* TASK GOAL
Print the records below word for word, but leave out the pictures.

* RECORD EXCERPTS
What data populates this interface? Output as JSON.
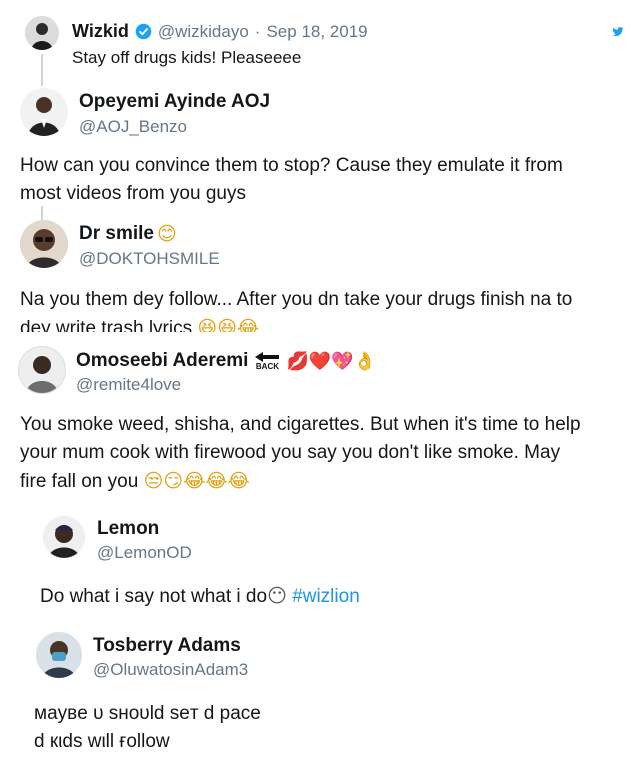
{
  "tweet1": {
    "name": "Wizkid",
    "handle": "@wizkidayo",
    "separator": "·",
    "date": "Sep 18, 2019",
    "text": "Stay off drugs kids! Pleaseeee"
  },
  "tweet2": {
    "name": "Opeyemi Ayinde AOJ",
    "handle": "@AOJ_Benzo",
    "text_line1": "How can you convince them to stop? Cause they emulate it from",
    "text_line2": "most videos from you guys"
  },
  "tweet3": {
    "name": "Dr smile",
    "name_emoji": "😊",
    "handle": "@DOKTOHSMILE",
    "text_line1": "Na you them dey follow... After you dn take your drugs finish na to",
    "text_line2": "dey write trash lyrics",
    "text_emojis": "😆😆😂"
  },
  "tweet4": {
    "name": "Omoseebi Aderemi",
    "back_label": "BACK",
    "name_emojis": "💋❤️💖👌",
    "handle": "@remite4love",
    "text_line1": "You smoke weed, shisha, and cigarettes. But when it's time to help",
    "text_line2": "your mum cook with firewood you say you don't like smoke. May",
    "text_line3": "fire fall on you",
    "text_emojis": "😒😏😂😂😂"
  },
  "tweet5": {
    "name": "Lemon",
    "handle": "@LemonOD",
    "text": "Do what i say not what i do",
    "emoji": "😶",
    "hashtag": "#wizlion"
  },
  "tweet6": {
    "name": "Tosberry Adams",
    "handle": "@OluwatosinAdam3",
    "text_line1": "мaувe υ ѕнoυld ѕeт d pace",
    "text_line2": "d кιdѕ wιll ғollow"
  },
  "colors": {
    "verified": "#1da1f2",
    "hashtag": "#1b95e0",
    "handle": "#657786",
    "thread_line": "#ccd6dd"
  }
}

* OUTPUT BELOW
What data populates this interface? Output as JSON.
{
  "tweet1": {
    "name": "Wizkid",
    "handle": "@wizkidayo",
    "separator": "·",
    "date": "Sep 18, 2019",
    "text": "Stay off drugs kids! Pleaseeee"
  },
  "tweet2": {
    "name": "Opeyemi Ayinde AOJ",
    "handle": "@AOJ_Benzo",
    "text_line1": "How can you convince them to stop? Cause they emulate it from",
    "text_line2": "most videos from you guys"
  },
  "tweet3": {
    "name": "Dr smile",
    "name_emoji": "😊",
    "handle": "@DOKTOHSMILE",
    "text_line1": "Na you them dey follow... After you dn take your drugs finish na to",
    "text_line2": "dey write trash lyrics",
    "text_emojis": "😆😆😂"
  },
  "tweet4": {
    "name": "Omoseebi Aderemi",
    "back_label": "BACK",
    "name_emojis": "💋❤️💖👌",
    "handle": "@remite4love",
    "text_line1": "You smoke weed, shisha, and cigarettes. But when it's time to help",
    "text_line2": "your mum cook with firewood you say you don't like smoke. May",
    "text_line3": "fire fall on you",
    "text_emojis": "😒😏😂😂😂"
  },
  "tweet5": {
    "name": "Lemon",
    "handle": "@LemonOD",
    "text": "Do what i say not what i do",
    "emoji": "😶",
    "hashtag": "#wizlion"
  },
  "tweet6": {
    "name": "Tosberry Adams",
    "handle": "@OluwatosinAdam3",
    "text_line1": "мaувe υ ѕнoυld ѕeт d pace",
    "text_line2": "d кιdѕ wιll ғollow"
  },
  "colors": {
    "verified": "#1da1f2",
    "hashtag": "#1b95e0",
    "handle": "#657786",
    "thread_line": "#ccd6dd"
  }
}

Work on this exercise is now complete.